Work required ▸
Nothing but the records, repeated exactly, should form the response.

Records for this task ▸
'''

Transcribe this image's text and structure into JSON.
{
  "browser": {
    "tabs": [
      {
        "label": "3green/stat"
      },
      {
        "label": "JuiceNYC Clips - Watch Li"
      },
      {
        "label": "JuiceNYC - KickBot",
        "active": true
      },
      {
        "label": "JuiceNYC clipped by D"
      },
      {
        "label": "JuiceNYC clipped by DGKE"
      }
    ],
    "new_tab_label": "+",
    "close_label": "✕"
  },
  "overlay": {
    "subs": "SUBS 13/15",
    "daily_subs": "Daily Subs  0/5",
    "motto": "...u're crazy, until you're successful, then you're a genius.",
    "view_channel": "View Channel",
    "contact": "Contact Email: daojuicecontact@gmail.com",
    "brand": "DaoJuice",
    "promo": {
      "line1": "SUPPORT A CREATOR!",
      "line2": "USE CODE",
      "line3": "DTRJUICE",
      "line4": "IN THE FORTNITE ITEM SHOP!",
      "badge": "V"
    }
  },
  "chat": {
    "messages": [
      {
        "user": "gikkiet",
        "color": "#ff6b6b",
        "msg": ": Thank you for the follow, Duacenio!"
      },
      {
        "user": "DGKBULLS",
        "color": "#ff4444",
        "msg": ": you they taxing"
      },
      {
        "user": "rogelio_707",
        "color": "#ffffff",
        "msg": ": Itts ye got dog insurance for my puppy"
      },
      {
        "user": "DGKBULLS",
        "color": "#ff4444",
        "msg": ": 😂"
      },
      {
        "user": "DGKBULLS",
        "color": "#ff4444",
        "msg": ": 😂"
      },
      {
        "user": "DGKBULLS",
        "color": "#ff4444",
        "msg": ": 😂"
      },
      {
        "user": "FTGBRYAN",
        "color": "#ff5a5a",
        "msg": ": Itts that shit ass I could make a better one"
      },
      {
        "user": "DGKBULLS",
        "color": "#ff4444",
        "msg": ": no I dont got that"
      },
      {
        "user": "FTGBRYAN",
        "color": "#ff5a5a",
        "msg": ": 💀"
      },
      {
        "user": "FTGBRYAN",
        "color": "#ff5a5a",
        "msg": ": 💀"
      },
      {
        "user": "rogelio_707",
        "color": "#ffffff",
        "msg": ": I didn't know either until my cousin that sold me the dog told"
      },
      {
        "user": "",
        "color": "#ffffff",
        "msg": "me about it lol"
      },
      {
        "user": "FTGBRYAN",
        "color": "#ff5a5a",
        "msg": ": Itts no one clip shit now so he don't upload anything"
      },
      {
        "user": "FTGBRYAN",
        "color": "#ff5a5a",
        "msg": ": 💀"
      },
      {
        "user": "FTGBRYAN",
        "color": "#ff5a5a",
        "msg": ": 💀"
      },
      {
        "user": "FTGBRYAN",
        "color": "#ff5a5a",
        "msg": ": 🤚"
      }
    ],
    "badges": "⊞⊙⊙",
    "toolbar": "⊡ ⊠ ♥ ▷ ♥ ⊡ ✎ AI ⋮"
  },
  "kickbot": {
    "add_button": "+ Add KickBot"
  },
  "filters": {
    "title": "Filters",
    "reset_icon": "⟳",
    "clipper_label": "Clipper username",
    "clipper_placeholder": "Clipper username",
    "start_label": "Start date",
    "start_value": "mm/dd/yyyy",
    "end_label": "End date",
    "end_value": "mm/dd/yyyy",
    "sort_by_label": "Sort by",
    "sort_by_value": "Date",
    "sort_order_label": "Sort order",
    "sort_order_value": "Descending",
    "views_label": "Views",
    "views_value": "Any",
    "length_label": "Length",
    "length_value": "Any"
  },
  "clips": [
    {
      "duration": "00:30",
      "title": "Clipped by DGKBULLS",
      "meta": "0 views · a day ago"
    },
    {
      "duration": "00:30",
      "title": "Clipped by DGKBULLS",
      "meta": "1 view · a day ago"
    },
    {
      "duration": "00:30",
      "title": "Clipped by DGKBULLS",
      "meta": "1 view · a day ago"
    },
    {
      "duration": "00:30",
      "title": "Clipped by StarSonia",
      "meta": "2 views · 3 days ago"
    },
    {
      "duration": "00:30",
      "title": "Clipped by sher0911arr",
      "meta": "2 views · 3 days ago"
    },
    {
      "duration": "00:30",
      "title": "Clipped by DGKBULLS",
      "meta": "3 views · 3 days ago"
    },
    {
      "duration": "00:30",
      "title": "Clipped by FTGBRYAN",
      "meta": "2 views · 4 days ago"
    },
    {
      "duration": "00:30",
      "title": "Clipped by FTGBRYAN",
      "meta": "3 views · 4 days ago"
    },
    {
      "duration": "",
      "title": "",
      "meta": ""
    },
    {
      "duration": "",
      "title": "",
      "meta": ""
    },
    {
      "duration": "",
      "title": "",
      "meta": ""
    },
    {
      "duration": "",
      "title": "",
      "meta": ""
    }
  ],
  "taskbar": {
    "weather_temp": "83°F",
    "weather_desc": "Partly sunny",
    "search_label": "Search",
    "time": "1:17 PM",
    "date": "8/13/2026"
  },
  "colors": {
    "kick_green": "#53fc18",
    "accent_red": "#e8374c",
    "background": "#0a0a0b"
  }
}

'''

Answer ▸
Transcribe this image's text and structure into JSON.
{
  "browser": {
    "tabs": [
      {
        "label": "3green/stat"
      },
      {
        "label": "JuiceNYC Clips - Watch Li"
      },
      {
        "label": "JuiceNYC - KickBot",
        "active": true
      },
      {
        "label": "JuiceNYC clipped by D"
      },
      {
        "label": "JuiceNYC clipped by DGKE"
      }
    ],
    "new_tab_label": "+",
    "close_label": "✕"
  },
  "overlay": {
    "subs": "SUBS 13/15",
    "daily_subs": "Daily Subs  0/5",
    "motto": "...u're crazy, until you're successful, then you're a genius.",
    "view_channel": "View Channel",
    "contact": "Contact Email: daojuicecontact@gmail.com",
    "brand": "DaoJuice",
    "promo": {
      "line1": "SUPPORT A CREATOR!",
      "line2": "USE CODE",
      "line3": "DTRJUICE",
      "line4": "IN THE FORTNITE ITEM SHOP!",
      "badge": "V"
    }
  },
  "chat": {
    "messages": [
      {
        "user": "gikkiet",
        "color": "#ff6b6b",
        "msg": ": Thank you for the follow, Duacenio!"
      },
      {
        "user": "DGKBULLS",
        "color": "#ff4444",
        "msg": ": you they taxing"
      },
      {
        "user": "rogelio_707",
        "color": "#ffffff",
        "msg": ": Itts ye got dog insurance for my puppy"
      },
      {
        "user": "DGKBULLS",
        "color": "#ff4444",
        "msg": ": 😂"
      },
      {
        "user": "DGKBULLS",
        "color": "#ff4444",
        "msg": ": 😂"
      },
      {
        "user": "DGKBULLS",
        "color": "#ff4444",
        "msg": ": 😂"
      },
      {
        "user": "FTGBRYAN",
        "color": "#ff5a5a",
        "msg": ": Itts that shit ass I could make a better one"
      },
      {
        "user": "DGKBULLS",
        "color": "#ff4444",
        "msg": ": no I dont got that"
      },
      {
        "user": "FTGBRYAN",
        "color": "#ff5a5a",
        "msg": ": 💀"
      },
      {
        "user": "FTGBRYAN",
        "color": "#ff5a5a",
        "msg": ": 💀"
      },
      {
        "user": "rogelio_707",
        "color": "#ffffff",
        "msg": ": I didn't know either until my cousin that sold me the dog told"
      },
      {
        "user": "",
        "color": "#ffffff",
        "msg": "me about it lol"
      },
      {
        "user": "FTGBRYAN",
        "color": "#ff5a5a",
        "msg": ": Itts no one clip shit now so he don't upload anything"
      },
      {
        "user": "FTGBRYAN",
        "color": "#ff5a5a",
        "msg": ": 💀"
      },
      {
        "user": "FTGBRYAN",
        "color": "#ff5a5a",
        "msg": ": 💀"
      },
      {
        "user": "FTGBRYAN",
        "color": "#ff5a5a",
        "msg": ": 🤚"
      }
    ],
    "badges": "⊞⊙⊙",
    "toolbar": "⊡ ⊠ ♥ ▷ ♥ ⊡ ✎ AI ⋮"
  },
  "kickbot": {
    "add_button": "+ Add KickBot"
  },
  "filters": {
    "title": "Filters",
    "reset_icon": "⟳",
    "clipper_label": "Clipper username",
    "clipper_placeholder": "Clipper username",
    "start_label": "Start date",
    "start_value": "mm/dd/yyyy",
    "end_label": "End date",
    "end_value": "mm/dd/yyyy",
    "sort_by_label": "Sort by",
    "sort_by_value": "Date",
    "sort_order_label": "Sort order",
    "sort_order_value": "Descending",
    "views_label": "Views",
    "views_value": "Any",
    "length_label": "Length",
    "length_value": "Any"
  },
  "clips": [
    {
      "duration": "00:30",
      "title": "Clipped by DGKBULLS",
      "meta": "0 views · a day ago"
    },
    {
      "duration": "00:30",
      "title": "Clipped by DGKBULLS",
      "meta": "1 view · a day ago"
    },
    {
      "duration": "00:30",
      "title": "Clipped by DGKBULLS",
      "meta": "1 view · a day ago"
    },
    {
      "duration": "00:30",
      "title": "Clipped by StarSonia",
      "meta": "2 views · 3 days ago"
    },
    {
      "duration": "00:30",
      "title": "Clipped by sher0911arr",
      "meta": "2 views · 3 days ago"
    },
    {
      "duration": "00:30",
      "title": "Clipped by DGKBULLS",
      "meta": "3 views · 3 days ago"
    },
    {
      "duration": "00:30",
      "title": "Clipped by FTGBRYAN",
      "meta": "2 views · 4 days ago"
    },
    {
      "duration": "00:30",
      "title": "Clipped by FTGBRYAN",
      "meta": "3 views · 4 days ago"
    },
    {
      "duration": "",
      "title": "",
      "meta": ""
    },
    {
      "duration": "",
      "title": "",
      "meta": ""
    },
    {
      "duration": "",
      "title": "",
      "meta": ""
    },
    {
      "duration": "",
      "title": "",
      "meta": ""
    }
  ],
  "taskbar": {
    "weather_temp": "83°F",
    "weather_desc": "Partly sunny",
    "search_label": "Search",
    "time": "1:17 PM",
    "date": "8/13/2026"
  },
  "colors": {
    "kick_green": "#53fc18",
    "accent_red": "#e8374c",
    "background": "#0a0a0b"
  }
}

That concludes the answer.